Will someone help this poor young woman with her virginity?
Despite being reasonably attractive and chalking up a few near misses, Julia Greenfield has reached the age of 26 without having sex. Now it’s all she can think about. “Untouched. Like a flower suffocating in its own air. Like something pickling in its own juices. Something that badly needs to be turned inside out, banged right.” Her obsession with this issue is magnified by the fact that she’s lost the focus once provided by her nearly-but-not-quite Olympic swimming career. Since she hates her job, there’s nothing to keep her in the D.C. suburb where she’s moved after college, but she can’t go home because her parents have rented out their house and gone to Costa Rica. So she ends up spending the summer with her dowager Aunt Vivienne in North Carolina. Terrifyingly, Viv turns out to be a virgin, too, and the dull small town she lives in looks like part of the problem. Nonetheless, Julia forges gamely on. A contributor to the New Yorker's “Shouts and Murmurs” humor column, Rathbone (The Patterns of Paper Monsters, 2010) reliably wrings the humor out of this situation, but more impressively, she manages to evoke its poignancy. Julia’s longing is revealed in moments like this, watching a friend with her boyfriend: “he put his hand on her chest, kind of fit his fingers above her collarbone as if it was a ridge on a rock face and he was going to climb her. I’d thought about that for a long time.” Also nuanced is the uncomfortable relationship between aunt and niece, in which both withhold more than they give.

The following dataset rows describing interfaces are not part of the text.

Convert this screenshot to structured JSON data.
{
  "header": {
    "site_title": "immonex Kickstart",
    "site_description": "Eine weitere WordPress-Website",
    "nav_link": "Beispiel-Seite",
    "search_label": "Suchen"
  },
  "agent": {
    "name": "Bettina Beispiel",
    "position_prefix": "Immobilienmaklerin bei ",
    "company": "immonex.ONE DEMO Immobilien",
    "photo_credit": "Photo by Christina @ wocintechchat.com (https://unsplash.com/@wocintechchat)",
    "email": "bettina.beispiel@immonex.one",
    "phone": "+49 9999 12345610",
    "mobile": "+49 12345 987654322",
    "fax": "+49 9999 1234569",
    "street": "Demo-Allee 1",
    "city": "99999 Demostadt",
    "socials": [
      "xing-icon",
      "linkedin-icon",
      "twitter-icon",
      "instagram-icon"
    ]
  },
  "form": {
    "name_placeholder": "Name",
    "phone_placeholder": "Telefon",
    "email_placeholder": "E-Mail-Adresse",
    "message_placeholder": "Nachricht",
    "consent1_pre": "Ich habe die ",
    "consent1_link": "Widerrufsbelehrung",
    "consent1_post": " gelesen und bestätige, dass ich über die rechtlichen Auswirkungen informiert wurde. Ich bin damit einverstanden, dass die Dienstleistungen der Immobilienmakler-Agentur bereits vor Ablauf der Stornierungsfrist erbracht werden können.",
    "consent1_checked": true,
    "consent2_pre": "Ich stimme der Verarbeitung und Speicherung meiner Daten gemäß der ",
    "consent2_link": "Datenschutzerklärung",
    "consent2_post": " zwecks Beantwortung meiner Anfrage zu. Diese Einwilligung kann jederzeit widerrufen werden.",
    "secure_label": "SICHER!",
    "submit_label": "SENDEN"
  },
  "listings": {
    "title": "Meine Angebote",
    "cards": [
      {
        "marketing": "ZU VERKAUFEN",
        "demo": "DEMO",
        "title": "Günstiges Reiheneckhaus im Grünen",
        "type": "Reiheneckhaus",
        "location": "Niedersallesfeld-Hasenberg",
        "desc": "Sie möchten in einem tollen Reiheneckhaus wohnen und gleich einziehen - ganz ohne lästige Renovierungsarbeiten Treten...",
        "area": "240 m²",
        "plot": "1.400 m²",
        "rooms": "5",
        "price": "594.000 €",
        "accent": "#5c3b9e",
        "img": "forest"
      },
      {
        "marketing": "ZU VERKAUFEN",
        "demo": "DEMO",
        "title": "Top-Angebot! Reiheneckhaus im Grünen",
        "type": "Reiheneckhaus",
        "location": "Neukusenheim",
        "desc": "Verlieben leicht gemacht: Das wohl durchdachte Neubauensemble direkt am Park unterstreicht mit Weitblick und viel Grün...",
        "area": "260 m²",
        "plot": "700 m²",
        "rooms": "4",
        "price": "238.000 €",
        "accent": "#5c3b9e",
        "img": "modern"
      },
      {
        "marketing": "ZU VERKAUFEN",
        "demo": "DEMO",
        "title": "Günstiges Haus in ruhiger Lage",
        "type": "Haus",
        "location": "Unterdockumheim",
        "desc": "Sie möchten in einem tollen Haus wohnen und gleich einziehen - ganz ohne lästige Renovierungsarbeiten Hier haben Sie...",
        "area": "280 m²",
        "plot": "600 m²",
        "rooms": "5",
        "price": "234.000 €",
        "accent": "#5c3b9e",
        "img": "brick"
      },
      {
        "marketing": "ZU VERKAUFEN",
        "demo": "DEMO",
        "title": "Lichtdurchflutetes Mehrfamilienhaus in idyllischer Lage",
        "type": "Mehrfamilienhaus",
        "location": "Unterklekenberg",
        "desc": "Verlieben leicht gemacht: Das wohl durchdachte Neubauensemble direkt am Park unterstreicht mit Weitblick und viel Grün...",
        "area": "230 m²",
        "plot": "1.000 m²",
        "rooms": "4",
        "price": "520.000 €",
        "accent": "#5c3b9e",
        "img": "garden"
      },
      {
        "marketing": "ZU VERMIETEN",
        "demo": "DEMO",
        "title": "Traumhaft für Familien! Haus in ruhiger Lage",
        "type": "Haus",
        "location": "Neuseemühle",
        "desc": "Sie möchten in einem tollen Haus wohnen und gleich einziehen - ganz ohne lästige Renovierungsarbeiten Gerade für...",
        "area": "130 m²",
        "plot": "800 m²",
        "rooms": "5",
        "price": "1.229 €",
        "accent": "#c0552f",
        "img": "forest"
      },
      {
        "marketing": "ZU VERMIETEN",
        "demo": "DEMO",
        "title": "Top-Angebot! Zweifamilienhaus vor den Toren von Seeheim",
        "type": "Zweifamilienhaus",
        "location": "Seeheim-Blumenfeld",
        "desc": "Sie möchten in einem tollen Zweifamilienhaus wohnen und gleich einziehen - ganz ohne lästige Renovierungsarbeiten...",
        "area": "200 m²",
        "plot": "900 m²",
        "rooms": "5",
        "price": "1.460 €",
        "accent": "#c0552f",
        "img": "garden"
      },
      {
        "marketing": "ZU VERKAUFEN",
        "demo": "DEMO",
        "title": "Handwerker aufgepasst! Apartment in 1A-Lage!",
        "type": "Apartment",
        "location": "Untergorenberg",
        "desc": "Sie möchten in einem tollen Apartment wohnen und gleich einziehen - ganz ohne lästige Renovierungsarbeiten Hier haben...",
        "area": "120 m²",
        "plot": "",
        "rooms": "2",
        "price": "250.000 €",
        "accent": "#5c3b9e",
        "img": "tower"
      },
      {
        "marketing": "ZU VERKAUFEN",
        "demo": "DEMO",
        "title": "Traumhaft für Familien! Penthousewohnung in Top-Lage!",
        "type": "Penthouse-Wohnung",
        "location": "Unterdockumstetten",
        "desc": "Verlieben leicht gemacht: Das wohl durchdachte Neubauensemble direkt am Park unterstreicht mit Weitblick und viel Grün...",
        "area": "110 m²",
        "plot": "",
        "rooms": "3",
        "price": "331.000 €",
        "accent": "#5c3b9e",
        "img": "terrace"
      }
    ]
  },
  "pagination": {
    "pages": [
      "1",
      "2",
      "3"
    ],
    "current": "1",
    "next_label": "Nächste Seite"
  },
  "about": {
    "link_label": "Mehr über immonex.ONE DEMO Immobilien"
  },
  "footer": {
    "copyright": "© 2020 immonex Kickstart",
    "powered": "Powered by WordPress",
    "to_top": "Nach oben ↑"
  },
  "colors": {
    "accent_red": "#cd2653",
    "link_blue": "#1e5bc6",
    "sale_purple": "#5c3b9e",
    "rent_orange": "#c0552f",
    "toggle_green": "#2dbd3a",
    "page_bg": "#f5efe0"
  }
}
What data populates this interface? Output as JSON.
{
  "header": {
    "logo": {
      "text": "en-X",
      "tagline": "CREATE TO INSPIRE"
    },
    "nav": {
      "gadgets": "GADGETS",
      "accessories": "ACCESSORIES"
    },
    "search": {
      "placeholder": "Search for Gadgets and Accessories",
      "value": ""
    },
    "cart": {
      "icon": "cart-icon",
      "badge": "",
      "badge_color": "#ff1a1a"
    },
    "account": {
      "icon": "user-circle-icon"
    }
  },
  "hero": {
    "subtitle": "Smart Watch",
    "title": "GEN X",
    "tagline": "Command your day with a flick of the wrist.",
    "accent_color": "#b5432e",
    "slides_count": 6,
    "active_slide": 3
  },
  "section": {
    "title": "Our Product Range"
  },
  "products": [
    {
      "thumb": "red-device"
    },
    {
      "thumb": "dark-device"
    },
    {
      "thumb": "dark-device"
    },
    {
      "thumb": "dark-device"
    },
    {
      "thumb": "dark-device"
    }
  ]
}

Amusing but also smart about people and unexpectedly sweet.